◆ RECORDS FOR THIS TASK
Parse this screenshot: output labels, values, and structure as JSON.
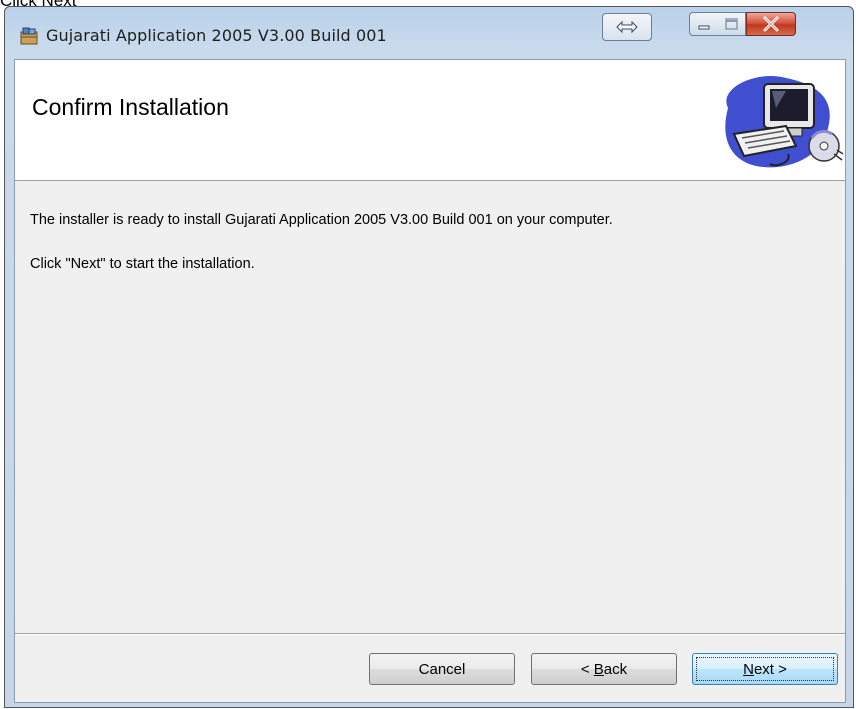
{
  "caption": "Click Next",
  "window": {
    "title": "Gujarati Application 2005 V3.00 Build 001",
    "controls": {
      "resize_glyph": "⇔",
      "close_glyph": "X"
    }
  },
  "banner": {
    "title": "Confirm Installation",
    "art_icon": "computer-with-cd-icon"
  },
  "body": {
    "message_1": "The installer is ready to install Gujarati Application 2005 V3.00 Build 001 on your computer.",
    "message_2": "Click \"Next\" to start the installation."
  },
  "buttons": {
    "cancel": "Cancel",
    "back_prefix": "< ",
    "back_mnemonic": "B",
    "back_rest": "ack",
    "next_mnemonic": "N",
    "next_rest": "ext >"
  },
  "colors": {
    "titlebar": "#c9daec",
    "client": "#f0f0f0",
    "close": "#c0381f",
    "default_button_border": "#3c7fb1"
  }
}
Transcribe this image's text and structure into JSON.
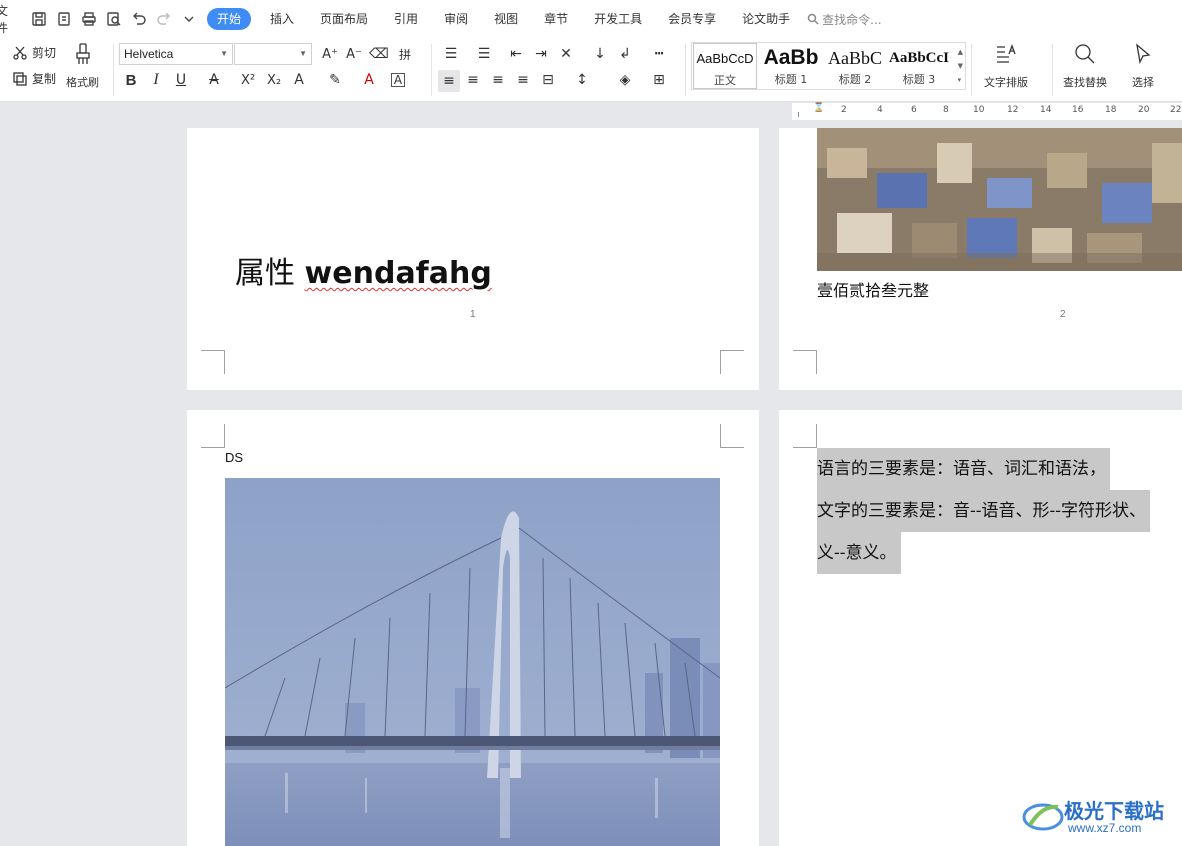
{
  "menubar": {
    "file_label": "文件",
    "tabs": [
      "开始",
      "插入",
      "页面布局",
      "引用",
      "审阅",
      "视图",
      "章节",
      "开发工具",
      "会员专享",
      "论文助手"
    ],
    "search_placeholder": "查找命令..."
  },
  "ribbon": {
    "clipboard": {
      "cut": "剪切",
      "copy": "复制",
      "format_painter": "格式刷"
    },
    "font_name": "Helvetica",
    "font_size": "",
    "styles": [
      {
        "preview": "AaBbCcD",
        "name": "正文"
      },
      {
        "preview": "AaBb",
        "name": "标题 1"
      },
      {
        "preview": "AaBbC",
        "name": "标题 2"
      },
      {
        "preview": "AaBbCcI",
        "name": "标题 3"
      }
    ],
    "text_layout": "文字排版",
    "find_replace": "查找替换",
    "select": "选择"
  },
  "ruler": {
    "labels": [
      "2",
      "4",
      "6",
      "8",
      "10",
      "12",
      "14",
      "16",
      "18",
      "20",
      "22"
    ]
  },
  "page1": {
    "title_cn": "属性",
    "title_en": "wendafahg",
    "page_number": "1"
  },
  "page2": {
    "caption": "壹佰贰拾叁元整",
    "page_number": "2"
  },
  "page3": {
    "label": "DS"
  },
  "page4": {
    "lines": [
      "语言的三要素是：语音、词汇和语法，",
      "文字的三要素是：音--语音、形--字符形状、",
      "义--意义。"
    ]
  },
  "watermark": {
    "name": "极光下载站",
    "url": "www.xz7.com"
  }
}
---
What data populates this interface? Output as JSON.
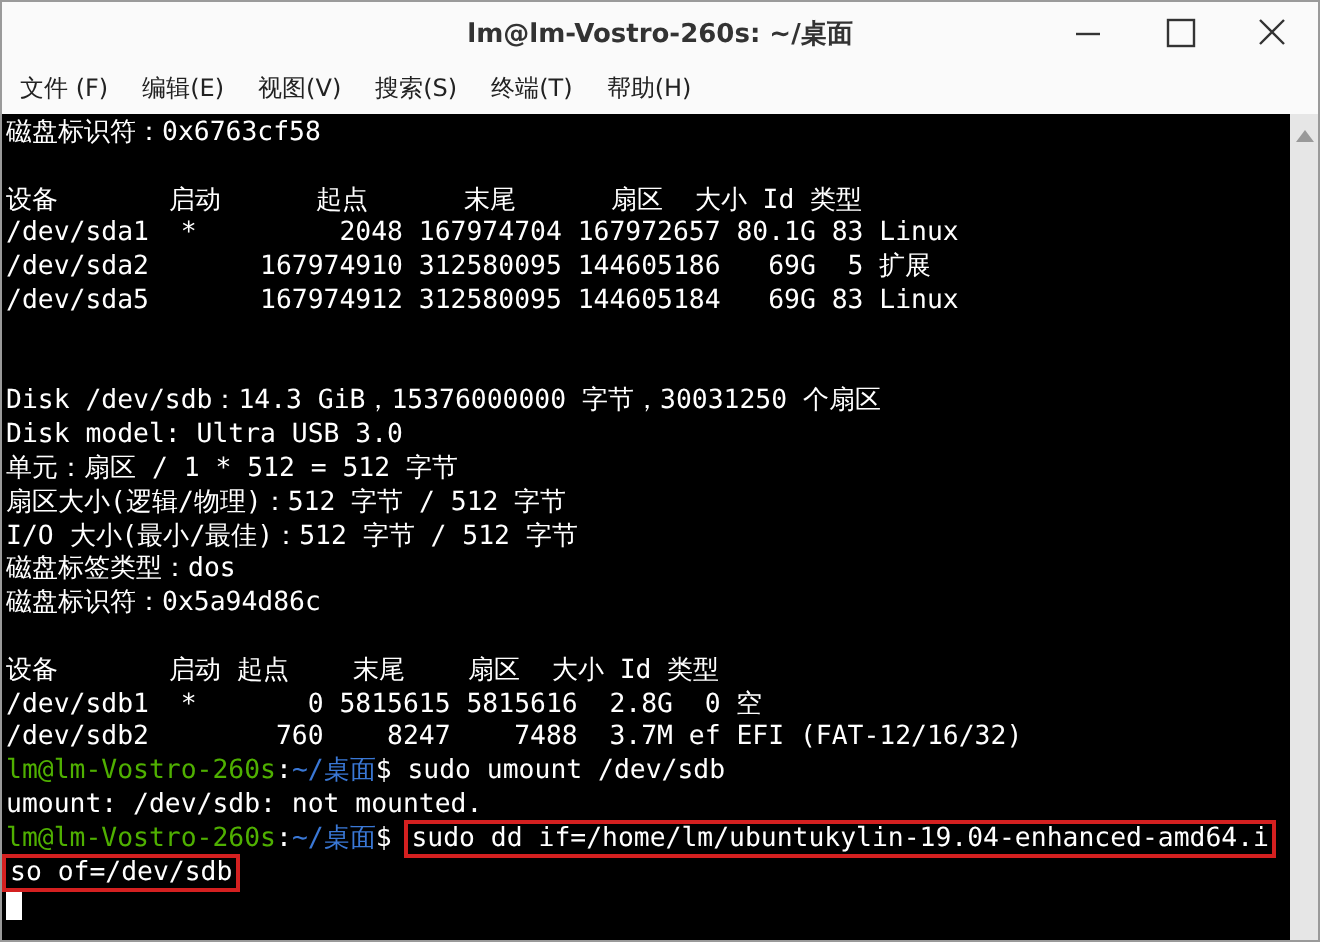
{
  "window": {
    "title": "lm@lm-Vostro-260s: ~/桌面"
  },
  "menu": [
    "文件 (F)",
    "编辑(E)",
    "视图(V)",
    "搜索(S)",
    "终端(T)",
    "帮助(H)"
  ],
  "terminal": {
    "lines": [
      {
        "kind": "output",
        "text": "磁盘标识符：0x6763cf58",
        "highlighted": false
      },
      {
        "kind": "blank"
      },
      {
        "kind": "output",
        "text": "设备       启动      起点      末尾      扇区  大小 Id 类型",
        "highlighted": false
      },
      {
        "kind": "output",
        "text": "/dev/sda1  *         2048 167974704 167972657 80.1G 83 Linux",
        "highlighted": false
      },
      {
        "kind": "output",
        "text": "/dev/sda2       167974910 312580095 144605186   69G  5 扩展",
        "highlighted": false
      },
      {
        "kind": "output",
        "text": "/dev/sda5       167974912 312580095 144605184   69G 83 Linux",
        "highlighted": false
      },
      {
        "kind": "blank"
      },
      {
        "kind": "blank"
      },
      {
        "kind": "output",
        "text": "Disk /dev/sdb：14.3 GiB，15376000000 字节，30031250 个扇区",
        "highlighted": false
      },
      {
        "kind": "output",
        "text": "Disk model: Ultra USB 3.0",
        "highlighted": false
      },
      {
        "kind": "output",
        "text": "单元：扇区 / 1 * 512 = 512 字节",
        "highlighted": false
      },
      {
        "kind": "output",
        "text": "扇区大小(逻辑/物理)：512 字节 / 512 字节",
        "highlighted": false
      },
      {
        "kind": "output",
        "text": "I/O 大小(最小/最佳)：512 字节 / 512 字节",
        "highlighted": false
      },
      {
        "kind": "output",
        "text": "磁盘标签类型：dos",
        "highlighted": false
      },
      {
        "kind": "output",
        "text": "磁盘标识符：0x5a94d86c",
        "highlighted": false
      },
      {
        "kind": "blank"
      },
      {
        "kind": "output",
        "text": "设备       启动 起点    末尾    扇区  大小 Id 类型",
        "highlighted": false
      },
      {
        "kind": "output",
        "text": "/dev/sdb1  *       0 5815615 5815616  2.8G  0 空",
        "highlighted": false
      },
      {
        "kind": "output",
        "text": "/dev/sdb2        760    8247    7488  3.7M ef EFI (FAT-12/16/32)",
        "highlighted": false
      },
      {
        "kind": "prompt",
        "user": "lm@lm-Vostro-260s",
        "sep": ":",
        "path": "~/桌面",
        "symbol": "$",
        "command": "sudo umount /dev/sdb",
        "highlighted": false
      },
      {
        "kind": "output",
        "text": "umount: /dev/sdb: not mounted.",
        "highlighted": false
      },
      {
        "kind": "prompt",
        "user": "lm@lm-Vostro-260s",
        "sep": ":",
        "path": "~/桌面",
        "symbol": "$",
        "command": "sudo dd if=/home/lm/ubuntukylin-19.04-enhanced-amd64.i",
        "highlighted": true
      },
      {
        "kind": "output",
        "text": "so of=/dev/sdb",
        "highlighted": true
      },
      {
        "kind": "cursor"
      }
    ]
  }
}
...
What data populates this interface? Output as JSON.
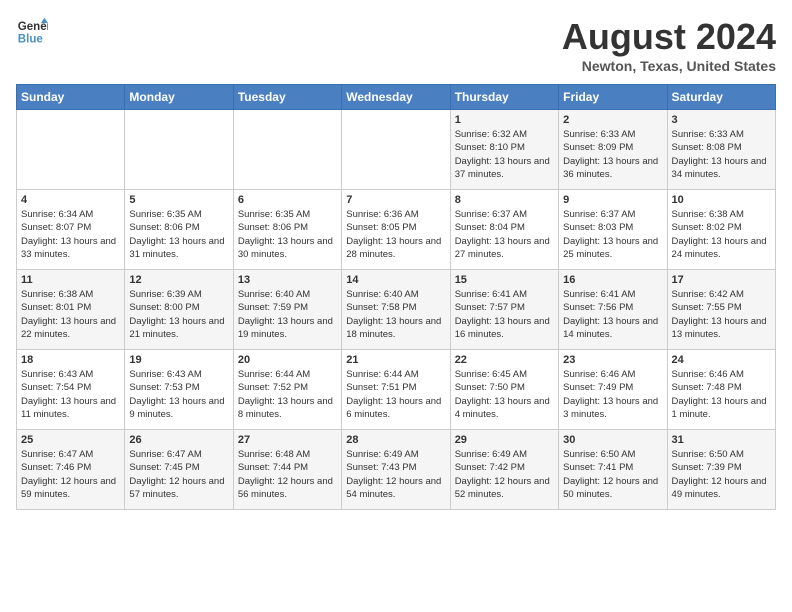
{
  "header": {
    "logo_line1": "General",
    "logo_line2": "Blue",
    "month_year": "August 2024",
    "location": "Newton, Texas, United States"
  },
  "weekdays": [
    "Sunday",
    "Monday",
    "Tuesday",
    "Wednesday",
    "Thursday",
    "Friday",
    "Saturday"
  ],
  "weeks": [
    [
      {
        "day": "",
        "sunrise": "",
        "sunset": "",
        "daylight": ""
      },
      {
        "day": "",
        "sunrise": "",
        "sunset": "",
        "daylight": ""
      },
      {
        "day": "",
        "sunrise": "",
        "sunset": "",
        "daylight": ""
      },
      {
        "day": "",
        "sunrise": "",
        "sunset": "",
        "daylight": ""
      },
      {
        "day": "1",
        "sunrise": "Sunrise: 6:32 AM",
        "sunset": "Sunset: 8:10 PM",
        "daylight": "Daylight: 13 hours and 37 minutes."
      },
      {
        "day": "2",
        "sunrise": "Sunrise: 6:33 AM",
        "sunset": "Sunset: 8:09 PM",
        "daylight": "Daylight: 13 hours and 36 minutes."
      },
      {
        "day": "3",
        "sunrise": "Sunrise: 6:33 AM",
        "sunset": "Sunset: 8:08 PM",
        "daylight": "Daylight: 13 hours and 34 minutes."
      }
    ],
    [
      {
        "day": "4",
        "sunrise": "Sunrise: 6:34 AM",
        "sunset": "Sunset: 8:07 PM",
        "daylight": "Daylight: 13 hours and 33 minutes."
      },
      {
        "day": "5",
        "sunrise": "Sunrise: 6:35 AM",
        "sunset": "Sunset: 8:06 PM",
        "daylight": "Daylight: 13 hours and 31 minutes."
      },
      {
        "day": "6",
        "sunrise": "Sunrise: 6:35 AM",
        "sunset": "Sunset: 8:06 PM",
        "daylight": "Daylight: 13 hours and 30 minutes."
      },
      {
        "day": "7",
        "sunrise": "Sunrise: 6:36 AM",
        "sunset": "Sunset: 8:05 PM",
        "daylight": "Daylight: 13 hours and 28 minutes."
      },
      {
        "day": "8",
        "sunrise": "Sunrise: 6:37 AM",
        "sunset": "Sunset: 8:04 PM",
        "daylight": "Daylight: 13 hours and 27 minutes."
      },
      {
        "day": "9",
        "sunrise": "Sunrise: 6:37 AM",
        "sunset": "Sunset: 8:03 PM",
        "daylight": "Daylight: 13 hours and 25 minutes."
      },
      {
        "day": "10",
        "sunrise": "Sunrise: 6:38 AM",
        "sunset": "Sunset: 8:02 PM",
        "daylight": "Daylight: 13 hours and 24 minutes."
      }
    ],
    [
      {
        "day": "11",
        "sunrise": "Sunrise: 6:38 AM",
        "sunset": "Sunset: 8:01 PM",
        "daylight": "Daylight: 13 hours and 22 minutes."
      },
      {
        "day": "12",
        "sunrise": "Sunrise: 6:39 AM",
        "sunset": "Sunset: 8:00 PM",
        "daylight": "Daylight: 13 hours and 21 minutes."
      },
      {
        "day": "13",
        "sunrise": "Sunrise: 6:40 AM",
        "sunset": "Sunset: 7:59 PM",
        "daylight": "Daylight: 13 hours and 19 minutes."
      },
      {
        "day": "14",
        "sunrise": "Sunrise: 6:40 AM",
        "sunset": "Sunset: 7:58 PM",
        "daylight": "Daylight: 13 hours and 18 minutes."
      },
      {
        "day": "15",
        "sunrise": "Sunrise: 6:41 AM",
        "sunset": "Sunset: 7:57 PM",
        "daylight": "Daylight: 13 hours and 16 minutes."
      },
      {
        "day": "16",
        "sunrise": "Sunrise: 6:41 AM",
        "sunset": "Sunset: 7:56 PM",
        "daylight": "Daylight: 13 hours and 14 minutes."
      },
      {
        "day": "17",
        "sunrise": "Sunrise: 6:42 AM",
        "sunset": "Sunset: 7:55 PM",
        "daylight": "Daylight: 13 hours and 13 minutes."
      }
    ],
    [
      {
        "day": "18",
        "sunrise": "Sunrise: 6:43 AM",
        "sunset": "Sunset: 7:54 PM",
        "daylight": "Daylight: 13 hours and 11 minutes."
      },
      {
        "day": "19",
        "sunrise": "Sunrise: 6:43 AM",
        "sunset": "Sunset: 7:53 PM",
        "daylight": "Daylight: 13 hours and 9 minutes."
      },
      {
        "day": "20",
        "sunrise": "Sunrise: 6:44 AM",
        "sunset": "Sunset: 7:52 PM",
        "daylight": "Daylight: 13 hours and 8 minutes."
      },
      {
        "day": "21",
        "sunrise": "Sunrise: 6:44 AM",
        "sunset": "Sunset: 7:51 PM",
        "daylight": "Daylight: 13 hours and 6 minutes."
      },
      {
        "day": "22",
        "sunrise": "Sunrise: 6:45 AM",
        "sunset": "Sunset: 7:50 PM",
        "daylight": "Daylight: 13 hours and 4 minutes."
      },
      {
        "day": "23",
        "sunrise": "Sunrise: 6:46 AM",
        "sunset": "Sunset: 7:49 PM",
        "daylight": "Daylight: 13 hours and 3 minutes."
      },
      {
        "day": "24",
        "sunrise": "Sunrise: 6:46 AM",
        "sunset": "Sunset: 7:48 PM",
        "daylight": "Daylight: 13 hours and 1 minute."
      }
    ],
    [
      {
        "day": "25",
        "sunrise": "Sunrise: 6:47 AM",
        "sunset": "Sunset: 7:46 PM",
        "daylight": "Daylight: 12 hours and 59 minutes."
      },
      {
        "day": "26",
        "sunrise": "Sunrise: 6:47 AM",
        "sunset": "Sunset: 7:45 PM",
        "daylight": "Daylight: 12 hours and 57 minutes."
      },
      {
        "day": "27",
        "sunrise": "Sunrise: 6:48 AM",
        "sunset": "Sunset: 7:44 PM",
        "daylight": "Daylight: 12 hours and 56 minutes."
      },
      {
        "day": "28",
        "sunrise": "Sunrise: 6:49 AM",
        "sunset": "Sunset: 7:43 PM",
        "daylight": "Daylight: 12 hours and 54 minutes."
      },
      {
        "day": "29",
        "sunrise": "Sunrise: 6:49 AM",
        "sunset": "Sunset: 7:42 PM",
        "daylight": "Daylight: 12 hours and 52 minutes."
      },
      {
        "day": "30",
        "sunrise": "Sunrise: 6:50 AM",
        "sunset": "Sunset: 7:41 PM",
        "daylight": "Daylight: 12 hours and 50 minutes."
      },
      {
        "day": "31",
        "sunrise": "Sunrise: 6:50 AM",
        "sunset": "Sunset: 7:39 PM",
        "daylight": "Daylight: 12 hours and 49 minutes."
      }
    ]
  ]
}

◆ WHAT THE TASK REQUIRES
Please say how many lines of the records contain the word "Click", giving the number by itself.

◆ REPLY
2